Appetite suppressants are drugs that work on the brain to fool it into thinking that it is not hungry. They act primarily on the neurochemical transmitters of the central nervous system to reduce appetite and hunger to reduce food intake. Prescription appetite suppressants may be used in addition to a healthful diet and increased physical activity to achieve and maintain significant weight loss.
While some are intended for short-term use, others are meant to be used long-term. In addition to prescription medications, there are over-the-counter and “natural” supplement products available that claim to help suppress appetite and help you lose weight.
What Is an Appetite Suppressant?
Generally, the term “appetite suppressant” refers to a prescription medication that helps you to feel less hungry so that you eat less and lose weight. Some herbal and natural diet pill makers also use the term to describe plant-based, nonprescription products that aim to curb hunger.
You may see appetite suppressants advertised in magazines or online. While appetite suppressants may help some lose weight, they may not work for everyone. There are many reasons people maintain or gain weight, and the amount of food you eat is just one factor.
Appetite suppressants do not target emotional eating, mindless eating, or sedentary behavior, all of which also have relationship with excess weight and obesity.

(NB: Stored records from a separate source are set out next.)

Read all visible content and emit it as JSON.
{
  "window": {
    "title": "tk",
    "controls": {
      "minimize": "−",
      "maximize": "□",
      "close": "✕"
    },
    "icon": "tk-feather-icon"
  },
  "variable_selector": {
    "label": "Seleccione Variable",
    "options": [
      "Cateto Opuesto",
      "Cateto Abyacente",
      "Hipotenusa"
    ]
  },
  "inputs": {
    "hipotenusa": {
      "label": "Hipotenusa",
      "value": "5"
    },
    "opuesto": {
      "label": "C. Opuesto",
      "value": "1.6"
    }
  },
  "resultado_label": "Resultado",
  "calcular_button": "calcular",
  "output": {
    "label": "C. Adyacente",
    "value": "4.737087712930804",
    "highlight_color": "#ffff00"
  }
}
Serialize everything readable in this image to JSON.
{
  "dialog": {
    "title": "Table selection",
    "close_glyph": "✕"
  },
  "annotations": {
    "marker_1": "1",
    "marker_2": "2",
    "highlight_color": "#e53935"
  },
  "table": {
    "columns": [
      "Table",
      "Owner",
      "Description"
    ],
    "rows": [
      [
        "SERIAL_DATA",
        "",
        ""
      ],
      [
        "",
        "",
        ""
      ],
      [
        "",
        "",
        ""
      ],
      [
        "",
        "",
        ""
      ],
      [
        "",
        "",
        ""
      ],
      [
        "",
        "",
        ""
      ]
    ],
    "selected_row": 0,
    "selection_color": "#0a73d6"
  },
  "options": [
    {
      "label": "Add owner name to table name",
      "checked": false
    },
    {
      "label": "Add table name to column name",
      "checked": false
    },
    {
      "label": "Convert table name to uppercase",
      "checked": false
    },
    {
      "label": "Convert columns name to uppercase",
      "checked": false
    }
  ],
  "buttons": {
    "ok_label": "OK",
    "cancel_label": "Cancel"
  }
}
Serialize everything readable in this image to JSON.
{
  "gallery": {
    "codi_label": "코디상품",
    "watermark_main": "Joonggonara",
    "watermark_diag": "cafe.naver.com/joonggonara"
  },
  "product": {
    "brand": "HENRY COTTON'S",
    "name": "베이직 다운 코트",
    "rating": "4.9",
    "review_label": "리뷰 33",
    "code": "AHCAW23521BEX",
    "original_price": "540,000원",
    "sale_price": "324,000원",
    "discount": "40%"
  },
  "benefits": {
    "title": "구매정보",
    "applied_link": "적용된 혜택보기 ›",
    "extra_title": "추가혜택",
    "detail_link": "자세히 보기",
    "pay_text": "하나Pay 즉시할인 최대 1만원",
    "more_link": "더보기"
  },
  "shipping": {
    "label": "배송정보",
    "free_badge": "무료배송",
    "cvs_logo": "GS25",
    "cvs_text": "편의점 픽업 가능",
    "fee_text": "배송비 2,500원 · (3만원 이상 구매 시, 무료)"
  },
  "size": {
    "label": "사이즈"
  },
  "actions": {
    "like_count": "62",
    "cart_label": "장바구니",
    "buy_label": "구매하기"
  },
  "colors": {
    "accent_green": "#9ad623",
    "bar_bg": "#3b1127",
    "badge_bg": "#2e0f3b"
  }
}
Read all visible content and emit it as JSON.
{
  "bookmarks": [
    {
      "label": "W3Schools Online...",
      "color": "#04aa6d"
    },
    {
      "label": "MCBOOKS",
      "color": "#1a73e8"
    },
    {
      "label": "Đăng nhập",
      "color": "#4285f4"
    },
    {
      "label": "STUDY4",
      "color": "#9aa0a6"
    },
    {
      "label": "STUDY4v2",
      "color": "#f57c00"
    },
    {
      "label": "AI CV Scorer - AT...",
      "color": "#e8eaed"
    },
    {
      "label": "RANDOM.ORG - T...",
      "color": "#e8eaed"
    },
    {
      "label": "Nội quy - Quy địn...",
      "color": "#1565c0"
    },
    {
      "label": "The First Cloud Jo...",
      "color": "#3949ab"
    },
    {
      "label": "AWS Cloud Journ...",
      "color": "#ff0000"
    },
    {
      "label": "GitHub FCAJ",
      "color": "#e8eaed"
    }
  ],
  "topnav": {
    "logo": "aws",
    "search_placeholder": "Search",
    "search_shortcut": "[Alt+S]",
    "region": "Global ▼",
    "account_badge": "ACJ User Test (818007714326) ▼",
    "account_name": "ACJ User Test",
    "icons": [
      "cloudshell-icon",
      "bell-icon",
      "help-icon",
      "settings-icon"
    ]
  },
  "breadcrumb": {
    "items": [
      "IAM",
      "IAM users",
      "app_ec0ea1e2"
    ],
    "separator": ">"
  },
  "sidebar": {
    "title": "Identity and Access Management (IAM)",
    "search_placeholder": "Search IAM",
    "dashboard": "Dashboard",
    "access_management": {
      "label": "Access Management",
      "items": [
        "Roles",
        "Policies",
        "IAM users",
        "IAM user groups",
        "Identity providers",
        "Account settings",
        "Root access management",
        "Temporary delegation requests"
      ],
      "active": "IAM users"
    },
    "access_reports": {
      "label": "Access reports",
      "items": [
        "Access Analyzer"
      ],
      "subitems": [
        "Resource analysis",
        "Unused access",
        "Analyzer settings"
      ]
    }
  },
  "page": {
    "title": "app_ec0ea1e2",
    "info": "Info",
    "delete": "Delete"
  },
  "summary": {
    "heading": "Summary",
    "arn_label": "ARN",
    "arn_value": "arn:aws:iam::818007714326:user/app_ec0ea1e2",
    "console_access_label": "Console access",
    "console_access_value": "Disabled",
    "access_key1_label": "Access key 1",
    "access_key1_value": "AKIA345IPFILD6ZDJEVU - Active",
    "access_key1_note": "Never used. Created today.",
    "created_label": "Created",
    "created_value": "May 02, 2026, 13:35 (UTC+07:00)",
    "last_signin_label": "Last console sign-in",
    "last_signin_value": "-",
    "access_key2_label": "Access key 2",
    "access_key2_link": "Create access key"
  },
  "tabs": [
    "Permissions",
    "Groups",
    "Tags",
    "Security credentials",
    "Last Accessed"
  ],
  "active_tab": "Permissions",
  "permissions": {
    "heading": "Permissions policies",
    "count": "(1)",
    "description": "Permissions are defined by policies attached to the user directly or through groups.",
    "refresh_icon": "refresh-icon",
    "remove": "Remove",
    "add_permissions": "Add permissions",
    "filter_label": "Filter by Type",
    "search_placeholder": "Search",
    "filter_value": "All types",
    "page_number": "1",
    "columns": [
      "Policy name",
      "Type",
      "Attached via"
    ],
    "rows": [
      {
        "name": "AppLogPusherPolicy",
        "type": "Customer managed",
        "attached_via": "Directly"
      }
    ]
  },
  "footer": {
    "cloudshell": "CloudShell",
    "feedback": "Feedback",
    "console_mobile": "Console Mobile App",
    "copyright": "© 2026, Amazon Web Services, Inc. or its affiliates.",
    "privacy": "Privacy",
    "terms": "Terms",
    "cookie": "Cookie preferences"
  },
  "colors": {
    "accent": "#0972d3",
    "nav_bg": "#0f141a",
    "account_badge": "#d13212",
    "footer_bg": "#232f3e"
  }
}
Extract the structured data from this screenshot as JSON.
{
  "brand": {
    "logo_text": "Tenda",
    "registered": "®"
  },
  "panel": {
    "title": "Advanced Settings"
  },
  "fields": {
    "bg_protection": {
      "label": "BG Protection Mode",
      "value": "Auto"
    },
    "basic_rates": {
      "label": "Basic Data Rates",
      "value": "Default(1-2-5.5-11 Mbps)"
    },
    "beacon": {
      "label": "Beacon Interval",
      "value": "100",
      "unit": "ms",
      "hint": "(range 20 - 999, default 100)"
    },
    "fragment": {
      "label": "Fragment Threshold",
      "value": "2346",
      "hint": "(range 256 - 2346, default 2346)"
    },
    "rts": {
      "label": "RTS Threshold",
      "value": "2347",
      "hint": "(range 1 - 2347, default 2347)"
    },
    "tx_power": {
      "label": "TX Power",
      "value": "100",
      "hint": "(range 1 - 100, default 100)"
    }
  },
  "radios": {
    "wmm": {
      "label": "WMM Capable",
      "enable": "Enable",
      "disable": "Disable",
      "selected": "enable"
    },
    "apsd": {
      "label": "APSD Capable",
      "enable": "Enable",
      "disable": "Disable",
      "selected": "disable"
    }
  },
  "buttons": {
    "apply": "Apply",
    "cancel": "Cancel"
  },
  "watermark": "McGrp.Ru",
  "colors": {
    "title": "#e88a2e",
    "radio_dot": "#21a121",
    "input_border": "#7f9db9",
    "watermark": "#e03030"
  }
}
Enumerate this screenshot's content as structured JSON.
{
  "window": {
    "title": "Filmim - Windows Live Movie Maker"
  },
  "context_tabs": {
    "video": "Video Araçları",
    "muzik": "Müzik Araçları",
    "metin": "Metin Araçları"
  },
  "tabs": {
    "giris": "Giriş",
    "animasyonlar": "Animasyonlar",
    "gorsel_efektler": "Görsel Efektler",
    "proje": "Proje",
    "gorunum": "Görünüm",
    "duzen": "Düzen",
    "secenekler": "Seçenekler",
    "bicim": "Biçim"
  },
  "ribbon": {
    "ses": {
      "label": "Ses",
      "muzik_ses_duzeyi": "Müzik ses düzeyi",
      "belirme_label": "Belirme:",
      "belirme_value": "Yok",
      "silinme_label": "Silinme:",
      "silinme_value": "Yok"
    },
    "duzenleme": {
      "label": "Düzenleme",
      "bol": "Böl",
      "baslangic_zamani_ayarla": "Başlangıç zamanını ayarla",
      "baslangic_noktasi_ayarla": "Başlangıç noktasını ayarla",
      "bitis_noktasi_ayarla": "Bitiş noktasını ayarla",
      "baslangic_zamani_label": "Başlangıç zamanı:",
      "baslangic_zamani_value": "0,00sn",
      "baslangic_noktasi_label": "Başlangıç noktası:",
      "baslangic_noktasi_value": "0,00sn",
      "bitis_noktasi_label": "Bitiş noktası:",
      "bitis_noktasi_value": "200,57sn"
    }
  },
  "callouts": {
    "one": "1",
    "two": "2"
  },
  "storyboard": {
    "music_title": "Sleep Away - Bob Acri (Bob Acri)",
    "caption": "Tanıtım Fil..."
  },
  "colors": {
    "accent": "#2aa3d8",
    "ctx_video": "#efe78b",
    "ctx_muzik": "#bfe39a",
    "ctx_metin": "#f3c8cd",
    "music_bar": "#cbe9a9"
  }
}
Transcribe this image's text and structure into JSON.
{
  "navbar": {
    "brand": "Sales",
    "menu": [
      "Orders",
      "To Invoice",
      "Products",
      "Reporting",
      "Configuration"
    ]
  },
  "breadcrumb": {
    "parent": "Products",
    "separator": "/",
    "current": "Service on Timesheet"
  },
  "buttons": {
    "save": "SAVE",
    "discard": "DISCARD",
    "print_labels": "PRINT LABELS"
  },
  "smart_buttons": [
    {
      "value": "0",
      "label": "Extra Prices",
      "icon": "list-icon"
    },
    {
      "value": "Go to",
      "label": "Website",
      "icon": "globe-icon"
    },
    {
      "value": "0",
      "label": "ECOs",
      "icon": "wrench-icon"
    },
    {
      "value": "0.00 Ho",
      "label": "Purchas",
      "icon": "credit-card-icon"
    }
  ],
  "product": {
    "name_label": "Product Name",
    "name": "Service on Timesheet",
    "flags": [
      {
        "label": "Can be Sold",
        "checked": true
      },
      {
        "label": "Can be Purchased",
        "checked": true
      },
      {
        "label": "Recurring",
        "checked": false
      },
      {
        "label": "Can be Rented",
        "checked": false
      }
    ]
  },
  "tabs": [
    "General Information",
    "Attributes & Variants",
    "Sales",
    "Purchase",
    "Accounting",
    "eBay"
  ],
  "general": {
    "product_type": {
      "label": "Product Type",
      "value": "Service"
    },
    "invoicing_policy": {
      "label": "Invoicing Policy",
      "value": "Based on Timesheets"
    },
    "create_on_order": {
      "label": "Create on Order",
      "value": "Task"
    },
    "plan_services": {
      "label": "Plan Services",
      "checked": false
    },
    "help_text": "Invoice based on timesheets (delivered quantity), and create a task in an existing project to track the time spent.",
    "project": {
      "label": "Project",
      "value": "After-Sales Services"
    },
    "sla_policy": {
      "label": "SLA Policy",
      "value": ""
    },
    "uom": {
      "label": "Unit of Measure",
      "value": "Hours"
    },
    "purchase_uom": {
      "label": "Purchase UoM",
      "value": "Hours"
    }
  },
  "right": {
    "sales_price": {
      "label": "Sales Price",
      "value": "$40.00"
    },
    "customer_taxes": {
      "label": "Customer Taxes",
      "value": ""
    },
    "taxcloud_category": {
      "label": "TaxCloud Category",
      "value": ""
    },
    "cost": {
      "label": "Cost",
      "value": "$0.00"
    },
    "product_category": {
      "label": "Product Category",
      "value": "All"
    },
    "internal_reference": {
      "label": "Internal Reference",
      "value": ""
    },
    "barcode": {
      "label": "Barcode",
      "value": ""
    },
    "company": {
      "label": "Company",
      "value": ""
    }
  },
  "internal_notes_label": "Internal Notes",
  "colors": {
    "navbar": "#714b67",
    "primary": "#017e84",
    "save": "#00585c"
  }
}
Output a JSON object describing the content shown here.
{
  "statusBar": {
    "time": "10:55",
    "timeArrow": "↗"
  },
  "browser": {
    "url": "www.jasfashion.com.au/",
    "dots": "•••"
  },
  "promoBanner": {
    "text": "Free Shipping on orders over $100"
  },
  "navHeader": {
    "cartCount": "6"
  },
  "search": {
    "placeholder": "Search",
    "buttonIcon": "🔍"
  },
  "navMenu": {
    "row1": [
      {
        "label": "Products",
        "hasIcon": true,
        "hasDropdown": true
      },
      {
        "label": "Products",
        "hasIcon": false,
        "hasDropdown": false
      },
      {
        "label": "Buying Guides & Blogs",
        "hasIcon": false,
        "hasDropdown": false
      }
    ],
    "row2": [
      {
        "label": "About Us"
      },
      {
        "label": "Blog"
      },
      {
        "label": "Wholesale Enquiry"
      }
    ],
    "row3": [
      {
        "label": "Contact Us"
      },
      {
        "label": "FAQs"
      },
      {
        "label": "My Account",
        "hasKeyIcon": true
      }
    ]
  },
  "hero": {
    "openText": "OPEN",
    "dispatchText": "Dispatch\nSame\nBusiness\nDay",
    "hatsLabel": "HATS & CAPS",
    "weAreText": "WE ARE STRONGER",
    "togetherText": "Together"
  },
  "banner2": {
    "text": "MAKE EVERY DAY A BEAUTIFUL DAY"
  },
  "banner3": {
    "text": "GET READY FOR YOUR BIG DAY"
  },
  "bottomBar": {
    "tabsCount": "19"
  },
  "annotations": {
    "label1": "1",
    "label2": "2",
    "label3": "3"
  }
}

How Do They Work?
Appetite suppressants work in several ways. Some suppressants make you feel less hungry or full sooner, whereas others make it difficult for your body to absorb dietary fat.However, neither prescription nor natural appetite suppressants are a replacement for certain lifestyle changes to achieve weight loss.
According to a systematic and clinical review of long-term drug use for obesity treatment, medications resulted in a greater average weight loss than the placebos when combined with lifestyle interventions.
Diet and lifestyle changes can be challenging to make, which is why many people opt for a dietary supplement as a means of weight loss. However, experts concur that consuming a healthy diet and maintaining regular physical activity is the basis for long-term weight loss.
Before starting any appetite suppressant—prescription or over-the-counter—discuss with your doctor any underlying medical diagnoses, previous medical emergencies, current medications, and general concerns that could interfere with the suppressant.
Certain prescription appetite suppressants caution use among people with heart disease, high or uncontrolled blood pressure, glaucoma, a history of eating disorders, or hyperthyroidism.